2017-11-01 / Agriculture and Outdoors The quarterly meeting of the South Central Texas Independent Cattlemen’s Association (ICA) met Oct. 24 in Falls City at the Community Center. A complimentary fajita dinner was served, along with desserts from various club members. President Gus Gonzalez discussed the ongoing scholarship fund-raising. Thank you for reading some of our articles, please login or subscribe if you would like to read more.
Muck Rack makes it simple to find people, tweets, or articles that mention any name, keyword, company, hashtag etc. We've compiled this guide to help you make the most of your search.
Selecting a term
Start searching tweets, articles from media outlets, articles mentioned in tweets, journalists'
names, titles and bios with some suggested searches:
Companies or Topics (e.g. iPhone, Microsoft)
Phrases (e.g. "cloud computing") — use quotes to keep the terms together
Twitter handles (e.g. @username) — returns those who have mentioned or replied to
Names (e.g. "David Pogue")
Hashtags (e.g. #sxsw, #london2012)
Bio details (e.g. vegan, Olympics, father)
Muck Rack's Advanced Search allows for many boolean operators.
Find results that mention multiple specified terms, use AND or
+. For example, ensure each result contains both Elon Musk and Mark Zuckerberg by
searching Musk AND Zuckerberg or Musk + Zuckerberg.
Use the operators OR or , to broaden your search when you'd like either of
multiple terms to appear in results. (This is the default behavior of our search when no operators
are used). For example, results will contain either cake or cookie by searching cake OR cookie or cake,cookie
Use NOT or - to subtract results from your search. For
example, searching Disney will yield results about the Walt Disney Company as well as Walt Disney
World Resort. To exclude mentions of Disney World, search for Disney -World or Disney
When using one of these operators with a phrase, enclose it in quotation marks.
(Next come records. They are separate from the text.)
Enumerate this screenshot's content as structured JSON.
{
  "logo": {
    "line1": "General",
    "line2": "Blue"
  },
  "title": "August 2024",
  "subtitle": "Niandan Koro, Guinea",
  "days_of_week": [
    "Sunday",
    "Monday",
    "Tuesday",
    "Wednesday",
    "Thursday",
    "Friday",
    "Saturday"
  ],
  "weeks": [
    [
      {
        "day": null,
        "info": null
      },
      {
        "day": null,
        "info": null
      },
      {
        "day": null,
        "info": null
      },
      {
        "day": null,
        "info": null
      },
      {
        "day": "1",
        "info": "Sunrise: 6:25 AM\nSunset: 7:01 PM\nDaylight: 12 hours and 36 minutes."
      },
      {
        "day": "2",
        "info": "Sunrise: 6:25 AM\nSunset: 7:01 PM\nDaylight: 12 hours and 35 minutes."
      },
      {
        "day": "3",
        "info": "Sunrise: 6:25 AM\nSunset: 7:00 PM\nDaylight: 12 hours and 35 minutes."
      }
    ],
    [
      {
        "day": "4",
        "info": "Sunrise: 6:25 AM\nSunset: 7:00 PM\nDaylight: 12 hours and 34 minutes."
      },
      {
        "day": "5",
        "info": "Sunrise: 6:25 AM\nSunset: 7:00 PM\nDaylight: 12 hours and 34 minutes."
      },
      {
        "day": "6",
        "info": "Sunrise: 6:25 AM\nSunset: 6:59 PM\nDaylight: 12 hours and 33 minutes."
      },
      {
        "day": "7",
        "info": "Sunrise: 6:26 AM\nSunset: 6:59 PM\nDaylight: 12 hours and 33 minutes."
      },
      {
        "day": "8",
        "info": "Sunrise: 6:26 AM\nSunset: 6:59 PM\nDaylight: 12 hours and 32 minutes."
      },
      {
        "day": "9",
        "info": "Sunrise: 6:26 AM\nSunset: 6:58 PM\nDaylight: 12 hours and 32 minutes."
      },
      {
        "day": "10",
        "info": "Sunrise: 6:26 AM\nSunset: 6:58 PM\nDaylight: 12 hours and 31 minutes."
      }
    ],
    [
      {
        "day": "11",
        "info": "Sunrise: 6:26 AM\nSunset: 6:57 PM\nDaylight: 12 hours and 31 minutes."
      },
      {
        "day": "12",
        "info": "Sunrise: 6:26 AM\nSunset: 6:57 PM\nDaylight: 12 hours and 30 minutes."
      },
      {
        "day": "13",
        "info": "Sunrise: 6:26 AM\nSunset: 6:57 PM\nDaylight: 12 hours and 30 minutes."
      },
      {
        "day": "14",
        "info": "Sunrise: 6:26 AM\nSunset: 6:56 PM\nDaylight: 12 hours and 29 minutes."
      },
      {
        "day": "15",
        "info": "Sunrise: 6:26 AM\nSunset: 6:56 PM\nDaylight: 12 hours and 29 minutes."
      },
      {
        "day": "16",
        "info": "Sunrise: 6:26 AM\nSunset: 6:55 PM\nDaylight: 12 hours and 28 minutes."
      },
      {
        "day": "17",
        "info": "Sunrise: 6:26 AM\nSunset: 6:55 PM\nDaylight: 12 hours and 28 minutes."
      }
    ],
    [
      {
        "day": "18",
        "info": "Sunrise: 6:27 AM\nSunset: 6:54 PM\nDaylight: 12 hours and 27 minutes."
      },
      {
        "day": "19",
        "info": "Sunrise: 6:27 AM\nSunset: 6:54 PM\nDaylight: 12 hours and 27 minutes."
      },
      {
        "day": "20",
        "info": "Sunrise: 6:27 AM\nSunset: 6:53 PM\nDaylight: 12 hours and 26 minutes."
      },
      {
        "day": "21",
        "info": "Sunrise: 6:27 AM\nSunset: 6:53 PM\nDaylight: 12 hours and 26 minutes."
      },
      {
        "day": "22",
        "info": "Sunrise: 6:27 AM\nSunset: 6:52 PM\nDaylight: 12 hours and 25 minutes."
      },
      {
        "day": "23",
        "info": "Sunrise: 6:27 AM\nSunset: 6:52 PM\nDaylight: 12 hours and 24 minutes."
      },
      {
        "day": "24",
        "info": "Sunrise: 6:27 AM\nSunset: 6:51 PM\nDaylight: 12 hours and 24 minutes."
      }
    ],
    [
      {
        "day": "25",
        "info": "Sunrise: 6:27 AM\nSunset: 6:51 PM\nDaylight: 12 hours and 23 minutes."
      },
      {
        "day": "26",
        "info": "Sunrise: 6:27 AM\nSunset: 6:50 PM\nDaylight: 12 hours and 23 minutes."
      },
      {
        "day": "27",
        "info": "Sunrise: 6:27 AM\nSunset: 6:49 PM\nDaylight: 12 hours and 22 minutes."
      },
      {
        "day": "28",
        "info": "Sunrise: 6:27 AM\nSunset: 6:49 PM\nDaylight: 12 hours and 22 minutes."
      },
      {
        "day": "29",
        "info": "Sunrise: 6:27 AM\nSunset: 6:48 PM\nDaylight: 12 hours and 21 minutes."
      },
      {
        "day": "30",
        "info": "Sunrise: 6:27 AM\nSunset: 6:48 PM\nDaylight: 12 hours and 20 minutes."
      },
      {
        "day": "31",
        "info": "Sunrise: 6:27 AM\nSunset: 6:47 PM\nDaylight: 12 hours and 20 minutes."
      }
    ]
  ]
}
For example, you can
find results about smartphones excluding Apple's iPhone 4S by searching smartphone -"iPhone
Exact case matching or punctuation
If you're searching for a brand name or keyword that relies on specific punctuation marks or capitalization, you can
find results that match your exact query by adding matchcase: before the keyword you're searching for, like matchcase:E*TRADE .
Use parentheses to separate multiple
boolean phrases. For example, to find journalists talking about having fun in Disney World or
Disneyland, search for ("disney world" OR disneyland) AND fun.
An asterisk can be used to search for any variation of a root word truncated by the asterisk. For example, searching for admin* will return results for administrator, administration, administer, administered, etc.
A near operator is an AND operator where you can control the distance between the words. You can vary the distance the near operation uses by adding a forward slash and number (between 0-99) such as strawberries NEAR/10 "whipped cream", which means the strawberries must exist within 10 words of "whipped cream".